Many businesses and employers don’t want to risk hiring ex-addicts. In the same paper, 16.2% of US adults got denied employment. This happened despite their successful rehabilitation and recovery.
- You Turn to It When You Have Problems
For addicts, submitting to their habits is more than good and pleasurable. Your addiction becomes a place of safety for you. When something terrible occurs, your first thought is to go to your safe space.
The substance or habit may not even have any effect on the problems you have in life. You may even reason out that turning to your addiction makes sense. If you feel that the way to solve your problems is to run to a substance or habit, you may be an addict.
- You Turn to It Even When You Don’t Have Problems
What if there aren’t stressors that are causing you to turn to a habit or substance? Is it still addiction if you use marijuana or binge-eat to feel good? Yes, this is still an addiction.
For example, you feel good about making a big sale. Your first celebratory thought is victory sex or a night out with friends. You may even think to congratulate your deed with an indulgent shopping or eating spree.
As you can see, addiction doesn’t only affect people when they’re down. It beckons them when they also feel great. Often, addicts use their triumphs as an excuse to act on their addiction.
- You Make Excuses When Friends or Family Express Their Concerns
It’s easy to say that other people don’t understand what you’re going through. It’s easy to think they don’t know what your needs are. Can you blame if they spot your addiction before you do?
If someone calls you out for your addiction, you may deny it. You may often find yourself saying that it’s not serious. You may make promises to stop, even if you know you can’t.
Some people start hiding their addictions from loved ones. Others start to take less time for their family. This can lead to broken families and severed relationships.
Try to get better before your addiction causes permanent damages to your relationships with others. Remember, you don’t need to hit rock bottom before you stop. This is only one of the common myths about addiction.
- You Developed a Tolerance to It
You’ll know you’re addicted when you start to build substance tolerance. Often, this applies to the traditional definition of addicts like drug addicts.
Compare how much substance you began using before and how much you need now. If you can’t get high from the same amount from your first time, you may be an addict. This is one of the quickest ways to tell if you’re a substance abuser.

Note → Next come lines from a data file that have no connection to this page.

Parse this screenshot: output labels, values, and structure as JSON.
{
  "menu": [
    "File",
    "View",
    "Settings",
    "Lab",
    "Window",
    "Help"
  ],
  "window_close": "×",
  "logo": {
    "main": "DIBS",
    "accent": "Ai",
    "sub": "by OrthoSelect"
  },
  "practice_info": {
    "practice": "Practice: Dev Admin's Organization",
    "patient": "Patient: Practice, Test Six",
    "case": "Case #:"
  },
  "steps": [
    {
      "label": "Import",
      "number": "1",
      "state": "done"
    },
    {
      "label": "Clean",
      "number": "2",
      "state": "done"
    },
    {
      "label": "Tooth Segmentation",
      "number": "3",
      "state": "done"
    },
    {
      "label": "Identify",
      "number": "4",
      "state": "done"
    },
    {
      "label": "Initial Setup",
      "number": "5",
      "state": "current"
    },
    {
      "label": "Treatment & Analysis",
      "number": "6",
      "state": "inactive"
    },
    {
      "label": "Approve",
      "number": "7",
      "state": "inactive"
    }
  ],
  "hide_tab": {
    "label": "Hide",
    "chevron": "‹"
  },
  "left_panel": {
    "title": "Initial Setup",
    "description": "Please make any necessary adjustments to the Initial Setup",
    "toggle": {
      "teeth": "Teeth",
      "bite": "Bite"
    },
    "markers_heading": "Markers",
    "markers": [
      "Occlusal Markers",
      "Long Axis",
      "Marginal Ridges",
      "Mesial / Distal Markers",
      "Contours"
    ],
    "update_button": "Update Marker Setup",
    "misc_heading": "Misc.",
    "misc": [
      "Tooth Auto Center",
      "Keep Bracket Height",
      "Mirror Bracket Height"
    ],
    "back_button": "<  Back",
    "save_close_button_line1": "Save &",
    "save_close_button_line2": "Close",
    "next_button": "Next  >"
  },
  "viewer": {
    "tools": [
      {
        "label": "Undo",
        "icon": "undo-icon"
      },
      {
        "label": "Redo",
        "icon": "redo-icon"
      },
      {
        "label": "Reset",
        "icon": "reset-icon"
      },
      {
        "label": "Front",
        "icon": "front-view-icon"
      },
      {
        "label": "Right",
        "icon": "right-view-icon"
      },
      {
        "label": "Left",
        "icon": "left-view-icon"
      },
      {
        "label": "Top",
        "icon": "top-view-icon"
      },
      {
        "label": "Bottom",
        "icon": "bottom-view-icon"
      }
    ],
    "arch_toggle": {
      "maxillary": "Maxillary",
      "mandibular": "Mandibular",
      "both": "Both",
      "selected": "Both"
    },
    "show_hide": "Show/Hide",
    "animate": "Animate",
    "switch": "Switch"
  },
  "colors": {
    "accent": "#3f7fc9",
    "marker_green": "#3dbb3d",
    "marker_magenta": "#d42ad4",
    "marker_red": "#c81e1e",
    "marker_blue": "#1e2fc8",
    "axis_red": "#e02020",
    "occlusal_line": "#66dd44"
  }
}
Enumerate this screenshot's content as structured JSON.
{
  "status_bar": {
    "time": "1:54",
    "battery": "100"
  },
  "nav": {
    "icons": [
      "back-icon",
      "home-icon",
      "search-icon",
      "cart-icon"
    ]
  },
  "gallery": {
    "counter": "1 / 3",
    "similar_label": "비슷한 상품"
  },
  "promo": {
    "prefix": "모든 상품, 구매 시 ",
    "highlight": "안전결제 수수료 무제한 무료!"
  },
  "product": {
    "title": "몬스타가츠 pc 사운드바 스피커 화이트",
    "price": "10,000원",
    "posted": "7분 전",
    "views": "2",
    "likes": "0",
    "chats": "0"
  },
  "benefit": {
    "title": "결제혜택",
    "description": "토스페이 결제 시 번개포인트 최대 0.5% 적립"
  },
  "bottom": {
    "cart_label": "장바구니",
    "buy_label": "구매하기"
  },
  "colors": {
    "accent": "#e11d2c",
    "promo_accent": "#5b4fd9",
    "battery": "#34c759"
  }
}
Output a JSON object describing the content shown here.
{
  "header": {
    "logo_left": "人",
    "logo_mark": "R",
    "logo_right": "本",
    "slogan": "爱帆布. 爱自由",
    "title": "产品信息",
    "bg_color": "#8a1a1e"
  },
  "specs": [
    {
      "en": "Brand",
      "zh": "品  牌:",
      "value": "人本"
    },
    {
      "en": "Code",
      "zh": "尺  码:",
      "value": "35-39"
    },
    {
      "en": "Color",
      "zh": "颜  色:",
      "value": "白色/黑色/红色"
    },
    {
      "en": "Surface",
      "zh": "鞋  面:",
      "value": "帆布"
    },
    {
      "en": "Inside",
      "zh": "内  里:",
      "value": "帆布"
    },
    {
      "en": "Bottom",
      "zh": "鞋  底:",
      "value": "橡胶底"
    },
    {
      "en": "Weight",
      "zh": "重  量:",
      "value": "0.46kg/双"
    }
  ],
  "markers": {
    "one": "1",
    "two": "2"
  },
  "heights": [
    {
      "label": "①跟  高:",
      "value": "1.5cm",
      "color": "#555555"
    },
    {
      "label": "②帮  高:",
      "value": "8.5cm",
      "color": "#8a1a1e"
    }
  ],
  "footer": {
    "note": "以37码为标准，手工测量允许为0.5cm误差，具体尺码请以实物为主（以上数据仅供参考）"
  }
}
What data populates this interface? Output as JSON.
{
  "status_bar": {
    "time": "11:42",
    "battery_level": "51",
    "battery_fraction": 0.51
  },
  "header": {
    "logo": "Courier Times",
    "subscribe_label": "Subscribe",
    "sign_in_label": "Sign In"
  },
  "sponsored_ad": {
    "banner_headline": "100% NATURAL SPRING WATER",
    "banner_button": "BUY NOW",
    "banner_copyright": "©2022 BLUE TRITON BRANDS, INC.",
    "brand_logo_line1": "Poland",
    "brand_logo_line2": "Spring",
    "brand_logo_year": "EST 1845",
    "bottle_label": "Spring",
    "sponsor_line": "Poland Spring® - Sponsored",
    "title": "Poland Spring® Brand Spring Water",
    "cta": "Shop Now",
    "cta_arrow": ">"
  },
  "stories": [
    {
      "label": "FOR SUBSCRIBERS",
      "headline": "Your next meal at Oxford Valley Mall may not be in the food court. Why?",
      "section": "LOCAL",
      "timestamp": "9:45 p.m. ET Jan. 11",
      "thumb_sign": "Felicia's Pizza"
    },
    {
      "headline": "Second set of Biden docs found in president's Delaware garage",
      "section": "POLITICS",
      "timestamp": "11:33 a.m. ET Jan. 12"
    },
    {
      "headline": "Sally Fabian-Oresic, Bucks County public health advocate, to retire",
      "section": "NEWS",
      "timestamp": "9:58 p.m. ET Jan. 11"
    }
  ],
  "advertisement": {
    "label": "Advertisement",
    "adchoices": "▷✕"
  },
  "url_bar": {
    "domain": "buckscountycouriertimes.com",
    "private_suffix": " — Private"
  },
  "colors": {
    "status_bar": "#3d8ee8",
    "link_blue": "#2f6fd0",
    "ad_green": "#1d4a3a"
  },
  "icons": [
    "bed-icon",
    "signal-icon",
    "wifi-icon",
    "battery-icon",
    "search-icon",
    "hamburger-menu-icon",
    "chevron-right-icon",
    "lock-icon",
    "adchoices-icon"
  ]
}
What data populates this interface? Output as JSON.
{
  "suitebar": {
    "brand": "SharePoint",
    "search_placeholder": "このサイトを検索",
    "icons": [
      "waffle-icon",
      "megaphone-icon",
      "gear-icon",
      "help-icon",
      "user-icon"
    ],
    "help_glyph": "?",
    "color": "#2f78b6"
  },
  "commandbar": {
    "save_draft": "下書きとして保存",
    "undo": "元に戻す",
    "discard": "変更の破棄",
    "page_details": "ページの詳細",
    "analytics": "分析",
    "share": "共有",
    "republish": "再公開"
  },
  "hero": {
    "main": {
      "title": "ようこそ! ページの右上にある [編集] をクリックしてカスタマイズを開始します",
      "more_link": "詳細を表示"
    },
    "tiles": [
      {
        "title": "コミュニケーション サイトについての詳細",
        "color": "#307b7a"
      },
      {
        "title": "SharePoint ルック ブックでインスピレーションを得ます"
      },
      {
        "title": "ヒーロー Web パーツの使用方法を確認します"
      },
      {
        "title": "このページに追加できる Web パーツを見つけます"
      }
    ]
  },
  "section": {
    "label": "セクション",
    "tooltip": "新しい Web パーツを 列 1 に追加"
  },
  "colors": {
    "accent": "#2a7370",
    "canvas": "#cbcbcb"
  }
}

You don’t need to take a large amount of something to say you have more tolerance. Sometimes, the high goes away faster, and you’ll need to do your habit more often. This is your body adapting to the substances you’re taking.
Drug addicts are often at risk here. They may lose track of the increasing amounts they’re using. It can lead to death from overdose or major health problems.
Do Some Self-Assessment and Get Help
What does addiction feel like? We hope that these signs help with your self-assessment. If you have any worries that you are an addict based on the list, get help from a professional.
Now you understand how to know if you have an addiction. We hope you take care of yourself and find the help you or a loved one needs. If you want to know more about addiction and health, check out our other guides on the blog.